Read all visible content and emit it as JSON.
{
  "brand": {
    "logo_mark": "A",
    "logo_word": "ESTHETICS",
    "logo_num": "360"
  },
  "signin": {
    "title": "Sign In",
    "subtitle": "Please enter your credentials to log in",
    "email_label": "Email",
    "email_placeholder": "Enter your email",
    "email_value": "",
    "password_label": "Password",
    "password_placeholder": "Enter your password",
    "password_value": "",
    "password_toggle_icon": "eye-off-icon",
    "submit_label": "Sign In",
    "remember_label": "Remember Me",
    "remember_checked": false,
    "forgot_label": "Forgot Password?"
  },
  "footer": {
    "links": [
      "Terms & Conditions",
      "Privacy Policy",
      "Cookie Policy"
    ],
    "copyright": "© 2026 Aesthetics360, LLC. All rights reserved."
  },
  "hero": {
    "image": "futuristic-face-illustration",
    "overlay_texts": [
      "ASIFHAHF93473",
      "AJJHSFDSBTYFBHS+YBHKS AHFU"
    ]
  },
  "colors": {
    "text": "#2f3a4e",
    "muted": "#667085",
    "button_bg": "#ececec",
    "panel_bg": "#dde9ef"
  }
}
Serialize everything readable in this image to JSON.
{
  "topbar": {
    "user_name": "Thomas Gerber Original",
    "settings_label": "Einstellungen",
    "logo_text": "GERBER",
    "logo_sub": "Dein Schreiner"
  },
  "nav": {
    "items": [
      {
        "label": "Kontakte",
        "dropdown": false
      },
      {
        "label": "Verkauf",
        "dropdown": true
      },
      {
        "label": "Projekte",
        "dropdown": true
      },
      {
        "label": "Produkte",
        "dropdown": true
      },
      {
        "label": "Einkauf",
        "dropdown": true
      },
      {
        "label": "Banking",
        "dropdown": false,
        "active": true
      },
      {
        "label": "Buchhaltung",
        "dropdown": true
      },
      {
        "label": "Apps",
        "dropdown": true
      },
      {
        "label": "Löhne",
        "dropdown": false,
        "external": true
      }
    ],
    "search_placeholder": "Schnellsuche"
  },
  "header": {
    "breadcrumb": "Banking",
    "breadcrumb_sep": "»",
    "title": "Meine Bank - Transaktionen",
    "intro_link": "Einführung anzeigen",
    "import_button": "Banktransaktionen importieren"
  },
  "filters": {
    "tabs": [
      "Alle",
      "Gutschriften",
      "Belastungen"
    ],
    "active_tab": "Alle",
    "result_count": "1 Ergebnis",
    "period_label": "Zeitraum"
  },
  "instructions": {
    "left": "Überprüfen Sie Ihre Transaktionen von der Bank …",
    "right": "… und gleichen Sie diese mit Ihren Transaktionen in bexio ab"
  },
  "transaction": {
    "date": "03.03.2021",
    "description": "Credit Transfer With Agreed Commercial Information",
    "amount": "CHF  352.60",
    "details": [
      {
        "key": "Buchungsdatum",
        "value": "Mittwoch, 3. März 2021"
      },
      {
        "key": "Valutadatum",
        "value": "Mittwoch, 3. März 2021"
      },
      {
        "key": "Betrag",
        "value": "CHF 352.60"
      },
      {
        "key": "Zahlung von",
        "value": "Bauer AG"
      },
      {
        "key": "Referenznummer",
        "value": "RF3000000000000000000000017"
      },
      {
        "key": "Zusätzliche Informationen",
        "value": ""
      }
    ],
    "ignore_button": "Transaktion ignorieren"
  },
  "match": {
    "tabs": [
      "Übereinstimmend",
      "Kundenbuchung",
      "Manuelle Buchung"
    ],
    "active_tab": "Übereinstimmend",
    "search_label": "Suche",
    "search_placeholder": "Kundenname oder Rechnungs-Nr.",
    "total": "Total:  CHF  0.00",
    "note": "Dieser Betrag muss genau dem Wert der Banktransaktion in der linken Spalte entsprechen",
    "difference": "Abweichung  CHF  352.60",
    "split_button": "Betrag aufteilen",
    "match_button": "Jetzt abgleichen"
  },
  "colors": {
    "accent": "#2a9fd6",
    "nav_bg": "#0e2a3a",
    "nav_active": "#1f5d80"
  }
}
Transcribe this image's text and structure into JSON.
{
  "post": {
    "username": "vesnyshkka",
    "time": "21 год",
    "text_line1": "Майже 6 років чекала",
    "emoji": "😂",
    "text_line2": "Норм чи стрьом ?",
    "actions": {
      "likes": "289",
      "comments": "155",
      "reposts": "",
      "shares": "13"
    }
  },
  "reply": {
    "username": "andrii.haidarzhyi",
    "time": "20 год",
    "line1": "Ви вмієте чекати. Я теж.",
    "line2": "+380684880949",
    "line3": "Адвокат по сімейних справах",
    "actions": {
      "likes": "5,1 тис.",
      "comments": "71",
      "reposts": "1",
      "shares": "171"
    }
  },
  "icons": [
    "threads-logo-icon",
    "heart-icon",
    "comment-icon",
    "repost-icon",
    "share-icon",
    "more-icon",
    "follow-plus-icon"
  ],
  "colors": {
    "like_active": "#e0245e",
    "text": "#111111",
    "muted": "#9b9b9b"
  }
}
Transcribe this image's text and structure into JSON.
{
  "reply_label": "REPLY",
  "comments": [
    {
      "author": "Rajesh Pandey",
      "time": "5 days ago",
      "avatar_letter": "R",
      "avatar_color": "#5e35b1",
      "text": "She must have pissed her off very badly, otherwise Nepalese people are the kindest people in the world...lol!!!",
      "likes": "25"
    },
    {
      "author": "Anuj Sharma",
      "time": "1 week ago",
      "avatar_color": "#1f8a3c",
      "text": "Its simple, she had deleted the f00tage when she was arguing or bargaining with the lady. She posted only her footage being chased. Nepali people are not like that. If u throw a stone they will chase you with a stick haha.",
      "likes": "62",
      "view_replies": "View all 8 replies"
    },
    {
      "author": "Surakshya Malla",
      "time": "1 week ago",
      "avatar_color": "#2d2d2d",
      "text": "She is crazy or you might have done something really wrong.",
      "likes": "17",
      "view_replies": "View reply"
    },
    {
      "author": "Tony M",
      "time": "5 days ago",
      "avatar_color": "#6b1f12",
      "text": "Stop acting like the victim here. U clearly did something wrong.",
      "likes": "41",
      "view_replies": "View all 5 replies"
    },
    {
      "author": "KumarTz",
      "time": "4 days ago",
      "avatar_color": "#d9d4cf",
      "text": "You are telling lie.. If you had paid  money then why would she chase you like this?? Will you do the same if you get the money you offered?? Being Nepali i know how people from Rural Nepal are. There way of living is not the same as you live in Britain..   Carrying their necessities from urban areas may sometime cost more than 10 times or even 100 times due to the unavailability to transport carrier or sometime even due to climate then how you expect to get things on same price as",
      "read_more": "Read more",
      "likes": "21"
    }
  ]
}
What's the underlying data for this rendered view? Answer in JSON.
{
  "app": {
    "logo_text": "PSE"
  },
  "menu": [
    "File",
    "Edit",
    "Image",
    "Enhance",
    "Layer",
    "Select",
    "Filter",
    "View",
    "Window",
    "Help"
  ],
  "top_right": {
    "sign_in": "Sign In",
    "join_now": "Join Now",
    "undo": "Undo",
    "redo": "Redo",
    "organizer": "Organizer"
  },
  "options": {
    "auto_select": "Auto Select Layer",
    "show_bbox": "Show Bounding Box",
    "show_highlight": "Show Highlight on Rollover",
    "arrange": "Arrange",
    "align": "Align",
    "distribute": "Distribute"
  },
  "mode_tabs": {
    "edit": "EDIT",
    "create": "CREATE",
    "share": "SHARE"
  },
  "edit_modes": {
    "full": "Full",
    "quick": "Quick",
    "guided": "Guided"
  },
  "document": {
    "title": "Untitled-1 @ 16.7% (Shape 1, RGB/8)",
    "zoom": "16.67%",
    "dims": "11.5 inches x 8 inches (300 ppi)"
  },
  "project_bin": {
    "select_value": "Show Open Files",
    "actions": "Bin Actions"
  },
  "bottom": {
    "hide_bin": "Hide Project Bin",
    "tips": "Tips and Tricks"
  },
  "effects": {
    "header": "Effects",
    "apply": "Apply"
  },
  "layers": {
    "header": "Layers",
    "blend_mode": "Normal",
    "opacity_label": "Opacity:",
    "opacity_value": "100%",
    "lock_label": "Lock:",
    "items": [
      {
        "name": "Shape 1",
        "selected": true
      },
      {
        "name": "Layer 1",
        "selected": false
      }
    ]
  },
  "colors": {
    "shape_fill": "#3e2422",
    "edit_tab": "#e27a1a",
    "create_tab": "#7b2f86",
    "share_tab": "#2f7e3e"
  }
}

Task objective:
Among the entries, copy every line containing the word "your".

Solved problem:
    "subtitle": "Please enter your credentials to log in",
    "email_placeholder": "Enter your email",
    "password_placeholder": "Enter your password",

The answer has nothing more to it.